Baghdad (AsiaNews) - The Iraqi Christian community “attended Sunday mass regularly”, despite a “climate of fear for possible new attacks”. “I asked the faithful to have courage”, but the “fear” of a possible "new exodus of Christians from Iraq” remains. Mgr. Shlemon Warduni, auxiliary bishop of Baghdad, speaks to AsiaNews one week from attacks - July 12 last – that targeted several churches in the country, in Baghdad and Mosul.
“It went well”, commented Msgr. Warduni. “There was a high level of participation among the faithful, both in the morning and evening masses, which recorded only a slight decline” The prelate urged the Christian community “to come to mass” and the faithful “responded with courage. "
In recent days a feeling of “powerlessness and despair” is spreading among Christians, which could lead to a new mass exodus. To everyday problems, such as unemployment, concerns over restarting businesses after years of war, fear over the recent wave of violence is added. Msgr. Warduni does not hide the danger of “a new exodus of Christians from Iraq” and says that “this feeling of fear, fuelled by deaths, injuries and destruction is normal”. “I asked the faithful to stay – he said - but we must also give them security guarantees, job opportunities, a future. Without these basic prerequisites, what can we say to them?”.
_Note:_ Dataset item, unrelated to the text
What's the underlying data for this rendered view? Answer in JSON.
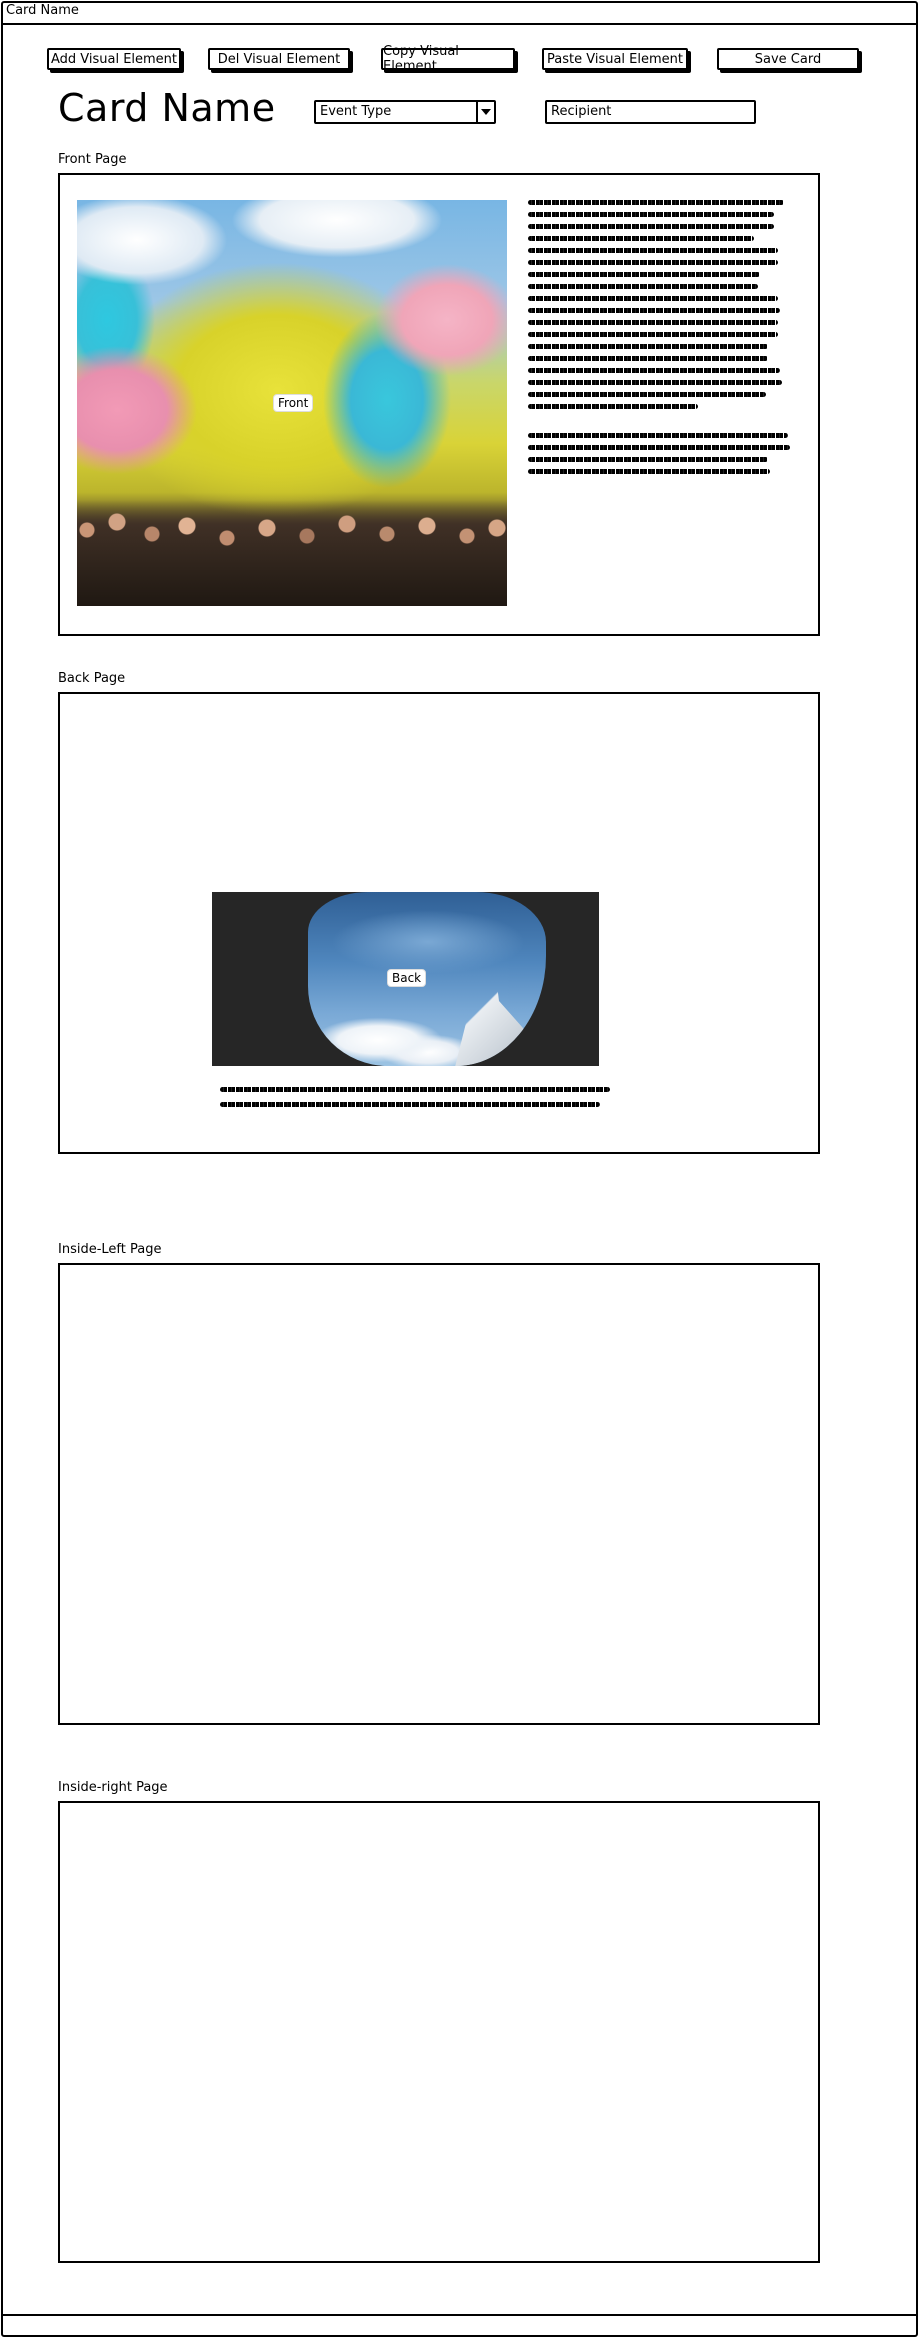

In Mosul, the Christian community condemns the lack of a strong position after the attack on the church of Our Lady of Fatima, 13 July. Maroan Bhnam, a Christian in Mosul approached by the Arabic website Ankawa.com, wonders why “neither of the two Christian representatives in the Council” issued a statement of condemnation. He added that the representatives of other communities in the event of attacks, have “raised their voice: from the Christians nothing”. Aiub Ibrail says he is "surprised" at the absence of the “local tv Moussalia, the first to film the scene of attacks. " Amer Petros wants “representatives who can be relied on”.
Sources for AsiaNews in Mosul confirmed the deployment of forces around churches; the police has set up several check points to ensure regular Sunday celebrations.
The climate of distrust and general insecurity has led to the re-emergence of the project related to the plain of Nineveh, the establishment of a Christian enclave in the north. It would become a buffer zone between Kurds and Arabs and is opposed, with some distinction, by the majority of Christian leaders. Based on humanitarian grounds and security, it actually hides beneath the surface economic interests and a series of attractive business deals for the construction of housing.
"We must pursue the supreme value of Christian unity – concludes Msgr. Warduni - because it is the only guarantee of salvation for the community in the country”. The prelate calls for the creation of a “strong” Christian leadership, which defends the interests of the people “working in conjunction with the Iraqi central government”.